I want the rain on me. I want it washing over me as I slam my shovel into the ground, dividing up what has suddenly become the most beautiful plant I’ve ever seen: the Hosta. She spreads her leaves wide, overpowering any weed that dares encroach. She tolerates the lawn mower clipping close, and makes the weed whacker unnecessary. She’s graceful and cool, puts up with the sun, the shade, the rain, or the lack of it. She makes things tidy, so if you take a cup of coffee out on your patio in the morning, you enjoy the coffee. You don’t think about what needs weeding, what needs dead-heading, what needs fertilizing.
In thirty minutes’ time, I pull off six small plants, walk them around to the front of the house and slam them into ground. I toss my shovel into the shed and walk back into the house. I leave the planters and the hanging baskets in a heap.

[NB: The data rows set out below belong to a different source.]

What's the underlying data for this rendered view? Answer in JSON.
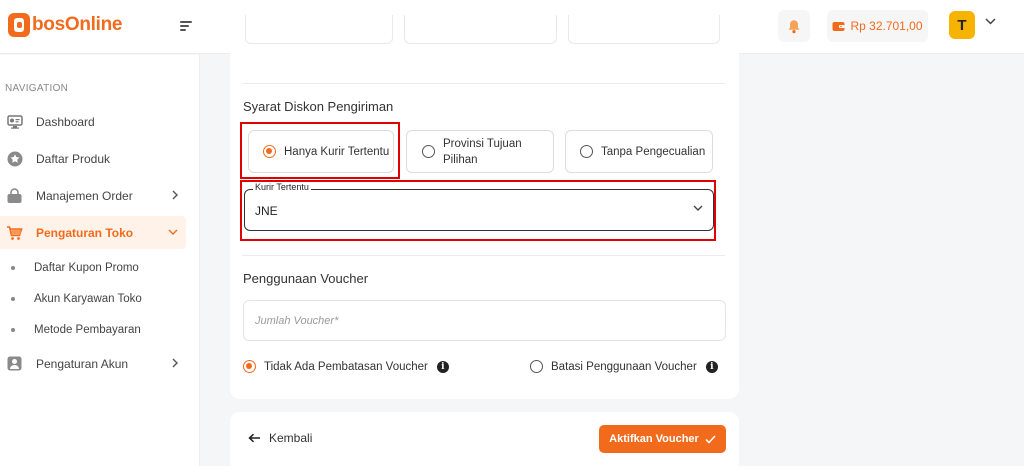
{
  "app": {
    "logo_text": "bosOnline",
    "balance": "Rp 32.701,00",
    "avatar_initial": "T",
    "accent_color": "#f26b1d"
  },
  "sidebar": {
    "heading": "NAVIGATION",
    "items": [
      {
        "label": "Dashboard",
        "icon": "dashboard-icon"
      },
      {
        "label": "Daftar Produk",
        "icon": "star-icon"
      },
      {
        "label": "Manajemen Order",
        "icon": "bag-icon",
        "chevron": "right"
      },
      {
        "label": "Pengaturan Toko",
        "icon": "cart-icon",
        "chevron": "down",
        "active": true
      },
      {
        "label": "Pengaturan Akun",
        "icon": "user-icon",
        "chevron": "right"
      }
    ],
    "sub_items": [
      {
        "label": "Daftar Kupon Promo"
      },
      {
        "label": "Akun Karyawan Toko"
      },
      {
        "label": "Metode Pembayaran"
      }
    ]
  },
  "form": {
    "shipping_title": "Syarat Diskon Pengiriman",
    "shipping_options": [
      {
        "label": "Hanya Kurir Tertentu",
        "checked": true
      },
      {
        "label": "Provinsi Tujuan Pilihan",
        "checked": false
      },
      {
        "label": "Tanpa Pengecualian",
        "checked": false
      }
    ],
    "courier_select": {
      "label": "Kurir Tertentu",
      "value": "JNE"
    },
    "usage_title": "Penggunaan Voucher",
    "voucher_count_placeholder": "Jumlah Voucher*",
    "usage_options": [
      {
        "label": "Tidak Ada Pembatasan Voucher",
        "checked": true
      },
      {
        "label": "Batasi Penggunaan Voucher",
        "checked": false
      }
    ]
  },
  "footer": {
    "back_label": "Kembali",
    "submit_label": "Aktifkan Voucher"
  }
}
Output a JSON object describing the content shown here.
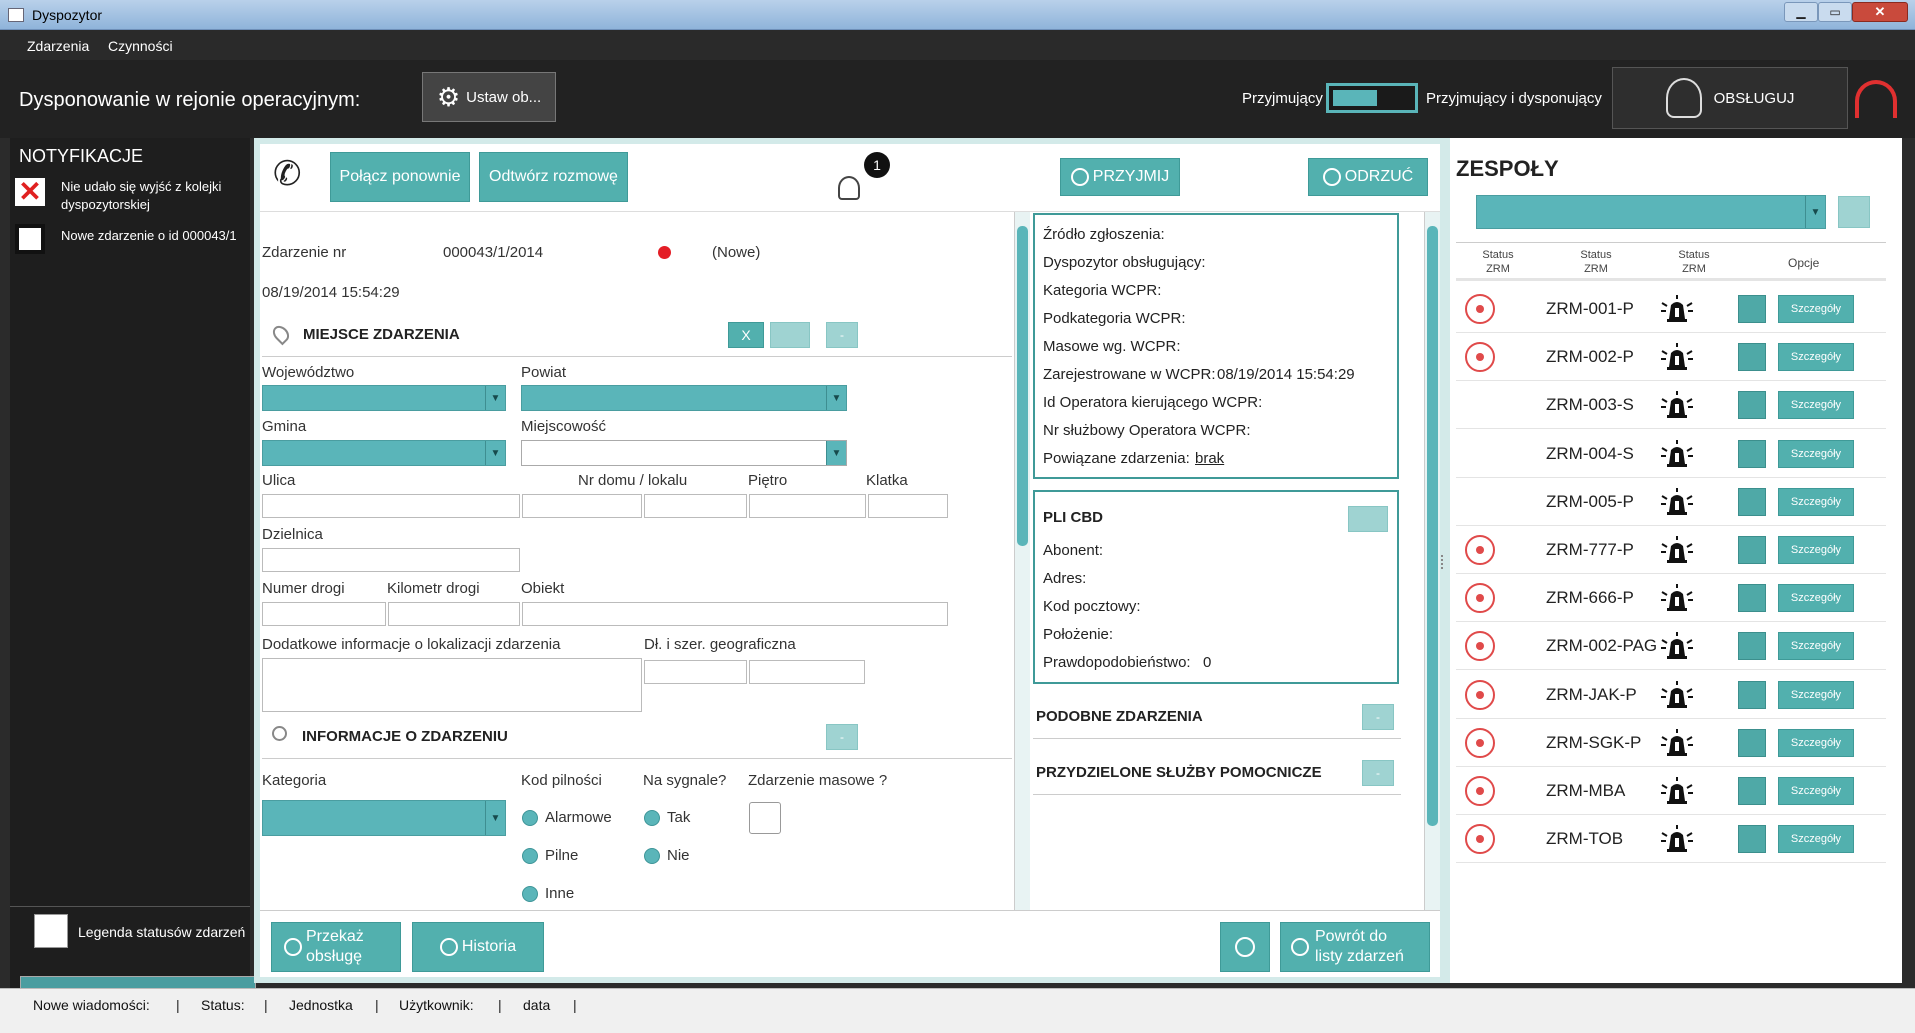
{
  "window": {
    "title": "Dyspozytor"
  },
  "menu": {
    "items": [
      "Zdarzenia",
      "Czynności"
    ]
  },
  "header": {
    "region_label": "Dysponowanie w rejonie operacyjnym:",
    "set_button": "Ustaw ob...",
    "toggle_left": "Przyjmujący",
    "toggle_right": "Przyjmujący i dysponujący",
    "serve_button": "OBSŁUGUJ"
  },
  "notifications": {
    "title": "NOTYFIKACJE",
    "items": [
      {
        "text": "Nie udało się wyjść z kolejki dyspozytorskiej",
        "icon": "error-x-icon"
      },
      {
        "text": "Nowe zdarzenie o id 000043/1",
        "icon": "envelope-icon"
      }
    ],
    "legend": "Legenda statusów zdarzeń"
  },
  "call_bar": {
    "reconnect": "Połącz ponownie",
    "replay": "Odtwórz rozmowę",
    "badge": "1",
    "accept": "PRZYJMIJ",
    "reject": "ODRZUĆ"
  },
  "event": {
    "number_label": "Zdarzenie nr",
    "number": "000043/1/2014",
    "status": "(Nowe)",
    "datetime": "08/19/2014 15:54:29",
    "status_color": "#e41e26"
  },
  "location": {
    "title": "MIEJSCE ZDARZENIA",
    "x_button": "X",
    "minus": "-",
    "voivodeship": "Województwo",
    "county": "Powiat",
    "commune": "Gmina",
    "town": "Miejscowość",
    "street": "Ulica",
    "house_no": "Nr domu / lokalu",
    "floor": "Piętro",
    "staircase": "Klatka",
    "district": "Dzielnica",
    "road_no": "Numer drogi",
    "road_km": "Kilometr drogi",
    "object": "Obiekt",
    "extra_info": "Dodatkowe informacje o lokalizacji zdarzenia",
    "geo": "Dł. i szer. geograficzna"
  },
  "incident_info": {
    "title": "INFORMACJE O ZDARZENIU",
    "minus": "-",
    "category": "Kategoria",
    "urgency": "Kod pilności",
    "urgency_options": [
      "Alarmowe",
      "Pilne",
      "Inne"
    ],
    "signal": "Na sygnale?",
    "signal_options": [
      "Tak",
      "Nie"
    ],
    "mass": "Zdarzenie masowe ?"
  },
  "wcpr": {
    "source": "Źródło zgłoszenia:",
    "dispatcher": "Dyspozytor obsługujący:",
    "category": "Kategoria WCPR:",
    "subcategory": "Podkategoria WCPR:",
    "mass": "Masowe wg. WCPR:",
    "registered_label": "Zarejestrowane w WCPR:",
    "registered_value": "08/19/2014 15:54:29",
    "operator_id": "Id Operatora kierującego WCPR:",
    "operator_no": "Nr służbowy Operatora WCPR:",
    "related_label": "Powiązane zdarzenia:",
    "related_value": "brak"
  },
  "pli": {
    "title": "PLI CBD",
    "subscriber": "Abonent:",
    "address": "Adres:",
    "postal": "Kod pocztowy:",
    "position": "Położenie:",
    "probability_label": "Prawdopodobieństwo:",
    "probability_value": "0"
  },
  "similar": {
    "title": "PODOBNE ZDARZENIA",
    "minus": "-"
  },
  "assigned": {
    "title": "PRZYDZIELONE SŁUŻBY POMOCNICZE",
    "minus": "-"
  },
  "bottom_buttons": {
    "transfer": "Przekaż obsługę",
    "history": "Historia",
    "back": "Powrót do listy zdarzeń"
  },
  "teams": {
    "title": "ZESPOŁY",
    "columns": [
      "Status ZRM",
      "Status ZRM",
      "Status ZRM",
      "Opcje"
    ],
    "details_label": "Szczegóły",
    "rows": [
      {
        "name": "ZRM-001-P",
        "rec": true
      },
      {
        "name": "ZRM-002-P",
        "rec": true
      },
      {
        "name": "ZRM-003-S",
        "rec": false
      },
      {
        "name": "ZRM-004-S",
        "rec": false
      },
      {
        "name": "ZRM-005-P",
        "rec": false
      },
      {
        "name": "ZRM-777-P",
        "rec": true
      },
      {
        "name": "ZRM-666-P",
        "rec": true
      },
      {
        "name": "ZRM-002-PAG",
        "rec": true
      },
      {
        "name": "ZRM-JAK-P",
        "rec": true
      },
      {
        "name": "ZRM-SGK-P",
        "rec": true
      },
      {
        "name": "ZRM-MBA",
        "rec": true
      },
      {
        "name": "ZRM-TOB",
        "rec": true
      }
    ]
  },
  "statusbar": {
    "new_messages": "Nowe wiadomości:",
    "status": "Status:",
    "unit": "Jednostka",
    "user": "Użytkownik:",
    "date": "data"
  }
}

I let the cut flower garden return to weeds. And the next time I go to Middleburgh, I’m going to take another walk. I want to go look at that other family’s garden. Because really, I love to see flowers. That doesn’t mean I have to grow them around my house. And while I gaze, instead of beating myself up, I’ll reflect on what seems to be my great learning challenge this year: to break the addictive cycle of taking on more, and figure out how to take on less. And still love myself. Then I’ll go home and sit on my porch and appreciate the hostas and the forest.
Clever old farm wives. I get it now